Day 2 of the UK Vegetarian Society’s new era

Two days ago (on 13 June 2015) the UK’s Vegetarian Society Extraordinary General Meeting passed a special resolution to remove the accountability of the trustees to the membership, permanently. The way the vote went is unsurprising. The trustees and Chief Executive have repeatedly mislead the membership as to the purpose of the meeting and the implications of that vote. That deception by the trustees is soon to be the subject of a legal challenge and has already been reported to the Charity Commission. See: for details.

We may have lost that battle, but the war goes on.

None of the many and varied justifications put forward by the trustees for the disenfranchisement of the VSUK membership make sense.

* Despite the claims of trustees (letter of 21 May), members could already opt out of being a company member, with the acompanying liability to pay a whole £1.00 if the society went bust after 160 years and the need to disclose their address to other shareholders on request (VSUK Company Membership Policy, Sep 2011).
* The model constitution provided by the Charity Commission actually does not encourage charities to disenfranchise their members, in contradiction to the claims of VSUK’s trustees. The Charity Commission’s own statistics (from 2004) state that the majority of UK charities had not done this.
* Claims by the trustees and Chief Executive that the change is “necessary to campaign more on environmental issues” are self-evidently untrue. Friends of The Earth does not operate in the way that the VSUK now does.
* Statements that “Members will continue to be at the heart of our charity” and “We will continue to build a real sense of community for all members” (leaflet “Growing for Our Future”) are not consistent with the plans of the trustees to become accountable only to each other and the Charity Commission, not to the members.
* Claims in the same leaflet that they “need to keep costs down” by passing this proposal are undermined by the trustees paying to send all members a petty and spiteful letter (naming and shaming those opposed to the proposal, giving their home addresses to all members) and then reminder cards, both separately from the magazine. If any government proposed to abolish elections “to keep down costs” and remain in office forever I doubt that the population would be happy. Democracy costs money, but it is money well spent. Without democracy a membership institution has no legitimacy and members are not encouraged to participate.
* To add insult to injury, the trustees will be charging the members more each year.

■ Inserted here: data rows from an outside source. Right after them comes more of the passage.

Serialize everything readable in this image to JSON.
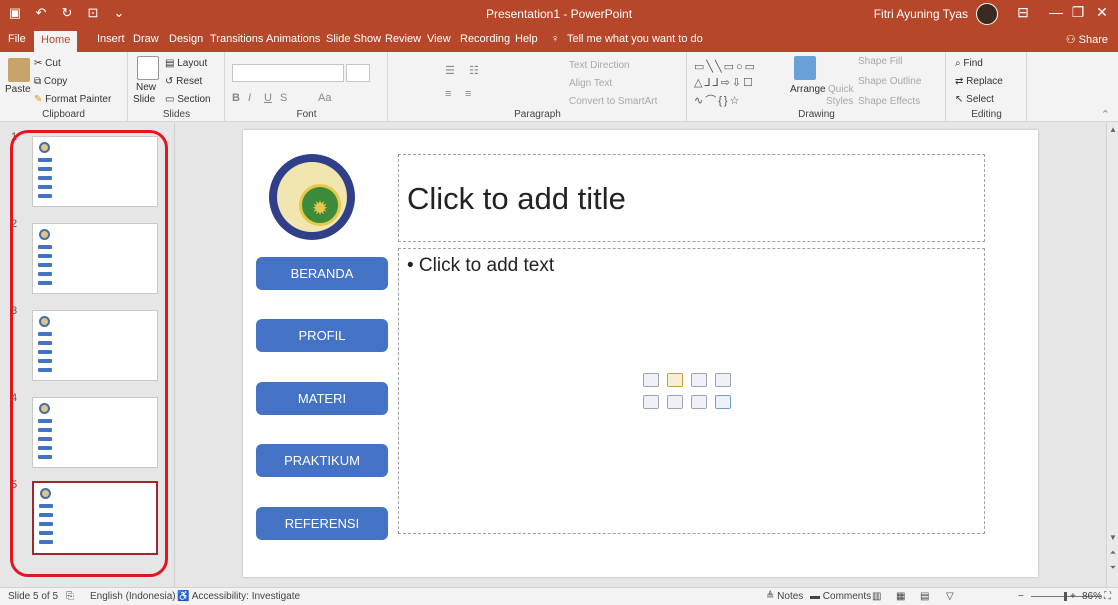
{
  "titlebar": {
    "document_title": "Presentation1 - PowerPoint",
    "user_name": "Fitri Ayuning Tyas",
    "save_icon": "save-icon",
    "undo_icon": "undo-icon",
    "redo_icon": "redo-icon",
    "start_icon": "present-from-start-icon",
    "customize_icon": "customize-quick-access-icon"
  },
  "tabs": [
    {
      "label": "File"
    },
    {
      "label": "Home"
    },
    {
      "label": "Insert"
    },
    {
      "label": "Draw"
    },
    {
      "label": "Design"
    },
    {
      "label": "Transitions"
    },
    {
      "label": "Animations"
    },
    {
      "label": "Slide Show"
    },
    {
      "label": "Review"
    },
    {
      "label": "View"
    },
    {
      "label": "Recording"
    },
    {
      "label": "Help"
    }
  ],
  "tell_me": "Tell me what you want to do",
  "share_label": "Share",
  "ribbon": {
    "clipboard": {
      "paste": "Paste",
      "cut": "Cut",
      "copy": "Copy",
      "format_painter": "Format Painter",
      "group": "Clipboard"
    },
    "slides": {
      "new_slide_line1": "New",
      "new_slide_line2": "Slide",
      "layout": "Layout",
      "reset": "Reset",
      "section": "Section",
      "group": "Slides"
    },
    "font": {
      "group": "Font",
      "bold": "B",
      "italic": "I",
      "underline": "U",
      "strike": "S",
      "grow": "A",
      "shrink": "A",
      "case": "Aa"
    },
    "paragraph": {
      "group": "Paragraph",
      "text_direction": "Text Direction",
      "align_text": "Align Text",
      "smartart": "Convert to SmartArt"
    },
    "drawing": {
      "group": "Drawing",
      "arrange": "Arrange",
      "quick_styles_line1": "Quick",
      "quick_styles_line2": "Styles",
      "shape_fill": "Shape Fill",
      "shape_outline": "Shape Outline",
      "shape_effects": "Shape Effects"
    },
    "editing": {
      "group": "Editing",
      "find": "Find",
      "replace": "Replace",
      "select": "Select"
    }
  },
  "thumbnails": [
    {
      "number": "1",
      "selected": false
    },
    {
      "number": "2",
      "selected": false
    },
    {
      "number": "3",
      "selected": false
    },
    {
      "number": "4",
      "selected": false
    },
    {
      "number": "5",
      "selected": true
    }
  ],
  "slide": {
    "title_placeholder": "Click to add title",
    "body_placeholder": "• Click to add text",
    "nav_buttons": [
      "BERANDA",
      "PROFIL",
      "MATERI",
      "PRAKTIKUM",
      "REFERENSI"
    ],
    "logo_icon": "university-logo"
  },
  "statusbar": {
    "slide_info": "Slide 5 of 5",
    "language": "English (Indonesia)",
    "accessibility": "Accessibility: Investigate",
    "notes": "Notes",
    "comments": "Comments",
    "zoom": "86%"
  },
  "colors": {
    "ribbon_accent": "#b7472a",
    "nav_button": "#4472c4",
    "annotation": "#e5151d"
  }
}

Trustees claim to adher to the Nolan principles, devised for government ministers.
These include honesty, objectivity, selflessness, openness and accountability. As I said to the Chief Executive (Lynne Elliott), you cannot hold trustees accountable by “unliking” their policy on Facebook, you need to be able to vote them out. I cannot see how the trustees have been “honest” in their EGM notice and the reasons for their proposal. They certainly have not been “open” in disclosing the advice from “consultants” they have paid for, and which is supposed to have led them to make this divisive governance decision. They could have chosen to have a full and open debate in the magazine, with implications spelt out in detail and arguments for and against. In the absence of “openness” it is impossible to know whether they have adhered to “selflessness”, or whether they intend to award themselves salaries later (unlike the majority of UK charity trustees in Grant Thornton’s 2013 review of governance).
Should they decide to do this members would now have no say in the matter. It is also possible that the apparently autocratic, remote and over-professionalised trustees anticipate that their expensive “KIN” event on 11 July 2015 is likely to be a financial disaster and do not wish to be held accountable for this. Without “openness” as to the reasons for their potentially disastrous governance decision it is also impossible to know whether they have been objective, or not.

To my mind the main asset of the UK’s vegetarian movement is the energy and enthusiasm of the organisers of local vegetarian groups. The trustees may now control Parkdale and the VSUK bank accounts without any accountability to the membership, but the strength of the vegetarian movement lies elsewhere. Meetup, Facebook and Twitter combined will not campaign on a wet afternoon on the local high street. You don’t encourage local groups by disenfranchising their members. On the contrary, this measure will encourage them to disaffiliate from VSUK.  Similarly, members are not encouraged to campaign actively for vegetarianism by being reduced to the status of passive customers within the Vegetarian Society.